Have you tried new the Independent Digital Edition apps?
Independent Dating

By clicking 'Search' you
are agreeing to our
Terms of Use.

iJobs Job Widget
iJobs General

EYFS Teacher

£120 - £162 per day: Randstad Education Hull: Randstad Education require an ex...

Year 3 Teacher

£120 - £162 per day: Randstad Education Hull: Year 3 primary supply teacher ne...

SEN Teacher

£100 - £120 per day: Randstad Education Bristol: Supply special educational ne...

Regional ESF Contract Manager

£32500 - £35000 per annum: Randstad Education Birmingham: European Social Fund...

Day In a Page

Middle East crisis: We know all too much about the cruelty of Isis – but all too little about who they are

We know all too much about the cruelty of Isis – but all too little about who they are

Now Obama has seen the next US reporter to be threatened with beheading, will he blink, asks Robert Fisk
Neanderthals lived alongside humans for centuries, latest study shows

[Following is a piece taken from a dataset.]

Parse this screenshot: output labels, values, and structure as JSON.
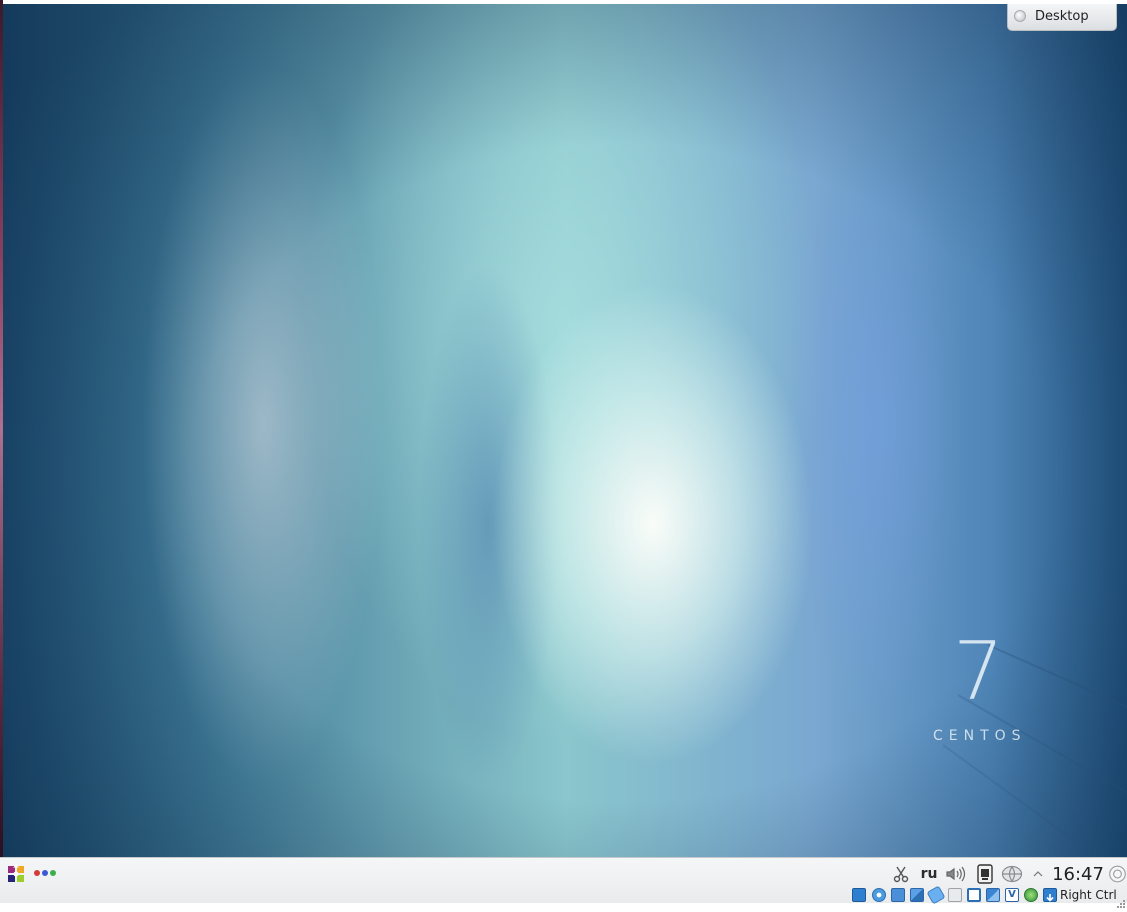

Final resting place of our Neanderthal neighbours revealed

Bones dated to 40,000 years ago show species may have died out in Belgium species co-existed
Scottish independence: The new Scots who hold fate of the UK in their hands

The new Scots who hold fate of the UK in their hands

Scotland’s immigrants are as passionate about the future of their adopted nation as anyone else
Britain's ugliest buildings: Which monstrosities should be nominated for the Dead Prize?

Blight club: Britain's ugliest buildings

Following the architect Cameron Sinclair's introduction of the Dead Prize, an award for ugly buildings, John Rentoul reflects on some of the biggest blots on the UK landscape
eBay's enduring appeal: Online auction site is still the UK's most popular e-commerce retailer

eBay's enduring appeal

The online auction site is still the UK's most popular e-commerce site
Culture Minister Ed Vaizey: ‘lack of ethnic minority and black faces on TV is weird’

'Lack of ethnic minority and black faces on TV is weird'

Culture Minister Ed Vaizey calls for immediate action to address the problem
Artist Olafur Eliasson's latest large-scale works are inspired by the paintings of JMW Turner

Magic circles: Artist Olafur Eliasson

Eliasson's works will go alongside a new exhibition of JMW Turner at Tate Britain. He tells Jay Merrick why the paintings of his hero are ripe for reinvention
Josephine Dickinson: 'A cochlear implant helped me to discover a new world of sound'

Josephine Dickinson: 'How I discovered a new world of sound'

After going deaf as a child, musician and poet Josephine Dickinson made do with a hearing aid for five decades. Then she had a cochlear implant - and everything changed
Greggs Google fail: Was the bakery's response to its logo mishap a stroke of marketing genius?

Greggs gives lesson in crisis management

After a mishap with their logo, high street staple Greggs went viral this week. But, as Simon Usborne discovers, their social media response was anything but half baked
Matthew McConaughey has been singing the praises of bumbags (shame he doesn't know how to wear one)

Matthew McConaughey sings the praises of bumbags

Shame he doesn't know how to wear one. Harriet Walker explains the dos and don'ts of fanny packs
7 best quadcopters and drones

Flying fun: 7 best quadcopters and drones

From state of the art devices with stabilised cameras to mini gadgets that can soar around the home, we take some flying objects for a spin
Joey Barton: ‘I’ve been guilty of getting a bit irate’

Joey Barton: ‘I’ve been guilty of getting a bit irate’

The midfielder returned to the Premier League after two years last weekend. The controversial character had much to discuss after his first game back
Andy Murray: I quit while I’m ahead too often

Andy Murray: I quit while I’m ahead too often

British No 1 knows his consistency as well as his fitness needs working on as he prepares for the US Open after a ‘very, very up and down’ year
Ferguson: In the heartlands of America, a descent into madness

A descent into madness in America's heartlands

David Usborne arrived in Ferguson, Missouri to be greeted by a scene more redolent of Gaza and Afghanistan
BBC’s filming of raid at Sir Cliff’s home ‘may be result of corruption’

BBC faces corruption allegation over its Sir Cliff police raid coverage

Reporter’s relationship with police under scrutiny as DG is summoned by MPs to explain extensive live broadcast of swoop on singer’s home